Do you remember that Far Side comic where there are these guys waking another guy up, saying, “Wake up! Wake up! You’re having a nightmare!”
“Of course, you’re still in Hell.”
This week’s turgid episode starts with our heros living out their respective versions of domestic bliss—Glen, Maggie, and Glen’s scraggly mustache in a shower scene just barely allowable for family viewing, Rick and Michonne in bed together, sharing an apple. Carrol, riddled with PTSD from her period of captivity with the Saviors, goes walkabout in the Aborigine fashion. Daryl, being the surly fifty-something year-old teenager that he is, broods and takes off on his motorcycle.
Carol, driving a spiked Volkswagen Golf, encounters some wandering Saviors, whom she reluctantly kills with a machinegun cleverly hidden up her sleeve. Morgan and Rick come across the aftermath and kill the Savior leader with (guess what) a knife through the thicket part of the head. Morgan comes clean with Rick about the Wolf he captured and allowed to escape, promising to find Carrol and bring her back.
Glen and MIchonne are captured by the remaining Saviors (the ones from last week). When Daryl tries to save them, the Saviors get the drop on him and their leader shoots him without speech or ceremony. Is he dead? We’re lead to believe he isn’t, but who knows? The Walking Dead has a nice way of offing characters with no warning.

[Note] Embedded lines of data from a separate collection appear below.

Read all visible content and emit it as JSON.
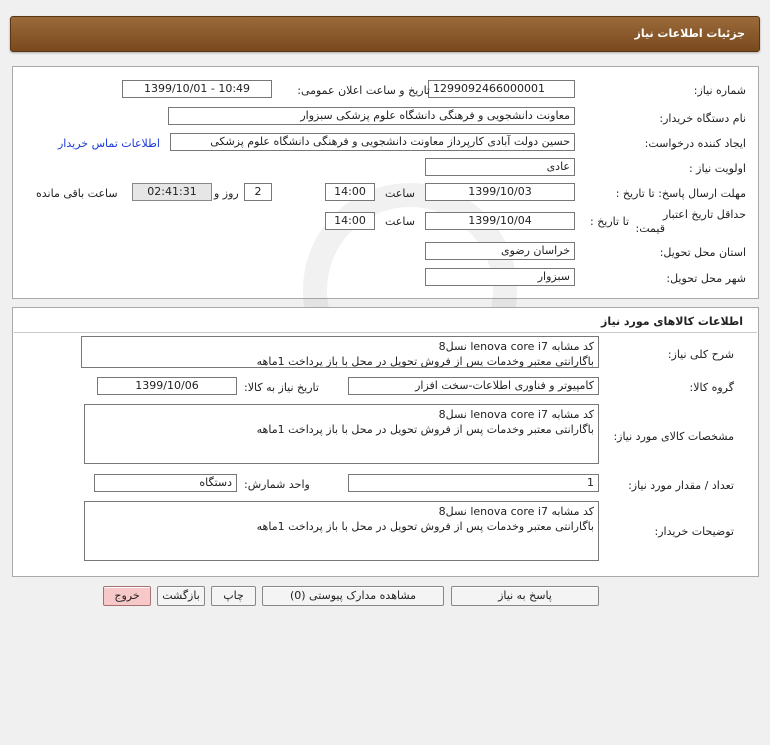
{
  "header": {
    "title": "جزئیات اطلاعات نیاز"
  },
  "info": {
    "need_number_label": "شماره نیاز:",
    "need_number": "1299092466000001",
    "announce_label": "تاریخ و ساعت اعلان عمومی:",
    "announce_value": "1399/10/01 - 10:49",
    "buyer_org_label": "نام دستگاه خریدار:",
    "buyer_org": "معاونت دانشجویی و فرهنگی دانشگاه علوم پزشکی سبزوار",
    "requester_label": "ایجاد کننده درخواست:",
    "requester": "حسین دولت آبادی کارپرداز معاونت دانشجویی و فرهنگی دانشگاه علوم پزشکی",
    "contact_link": "اطلاعات تماس خریدار",
    "priority_label": "اولویت نیاز :",
    "priority": "عادی",
    "deadline_label": "مهلت ارسال پاسخ: تا تاریخ :",
    "deadline_date": "1399/10/03",
    "hour_label": "ساعت",
    "deadline_time": "14:00",
    "days_value": "2",
    "days_label": "روز و",
    "remaining_time": "02:41:31",
    "remaining_label": "ساعت باقی مانده",
    "validity_label_1": "حداقل تاریخ اعتبار",
    "validity_label_2": "قیمت:",
    "validity_until_label": "تا تاریخ :",
    "validity_date": "1399/10/04",
    "validity_hour_label": "ساعت",
    "validity_time": "14:00",
    "province_label": "استان محل تحویل:",
    "province": "خراسان رضوی",
    "city_label": "شهر محل تحویل:",
    "city": "سبزوار"
  },
  "goods": {
    "section_title": "اطلاعات کالاهای مورد نیاز",
    "summary_label": "شرح کلی نیاز:",
    "summary_line1": "کد مشابه lenova core i7  نسل8",
    "summary_line2": "باگارانتی معتبر وخدمات پس از فروش تحویل در محل با باز پرداخت 1ماهه",
    "group_label": "گروه کالا:",
    "group_value": "کامپیوتر و فناوری اطلاعات-سخت افزار",
    "need_date_label": "تاریخ نیاز به کالا:",
    "need_date": "1399/10/06",
    "spec_label": "مشخصات کالای مورد نیاز:",
    "spec_line1": "کد مشابه lenova core i7  نسل8",
    "spec_line2": "باگارانتی معتبر وخدمات پس از فروش تحویل در محل با باز پرداخت 1ماهه",
    "qty_label": "تعداد / مقدار مورد نیاز:",
    "qty_value": "1",
    "unit_label": "واحد شمارش:",
    "unit_value": "دستگاه",
    "buyer_notes_label": "توضیحات خریدار:",
    "notes_line1": "کد مشابه lenova core i7  نسل8",
    "notes_line2": "باگارانتی معتبر وخدمات پس از فروش تحویل در محل با باز پرداخت 1ماهه"
  },
  "buttons": {
    "reply": "پاسخ به نیاز",
    "attachments": "مشاهده مدارک پیوستی (0)",
    "print": "چاپ",
    "back": "بازگشت",
    "exit": "خروج"
  }
}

This particular episode had little in the way of storyline and, except for the very end, did little to advance the overall story of Alexandria versus the Saviors. It was essentially a bunch of stuff that happens. I’m hoping that this is just a setup for the season finale, and that the finale will be a doozie. But The Walking Dead has become derivative of itself—rehashing old stories, but with different settings and enemies. The conflict with the Saviors is essentially a re-hash of their battle with the Governer. It’s become way too formulaic for my personal tastes.
I’m looking forward to 'Fear the Walking Dead.' Sailing across the ocean of an undead world will hopefully present a new set of challenges nowhere to be found on the east coast. Along with the characters’ built-in animosities and complexes, the newer show definitely shows promise.
(Editor's note: this review reflects the opinion of the writer and not necessarily the opinion of the site. I'm kind of enjoying Season Five! -- Brian Woodman).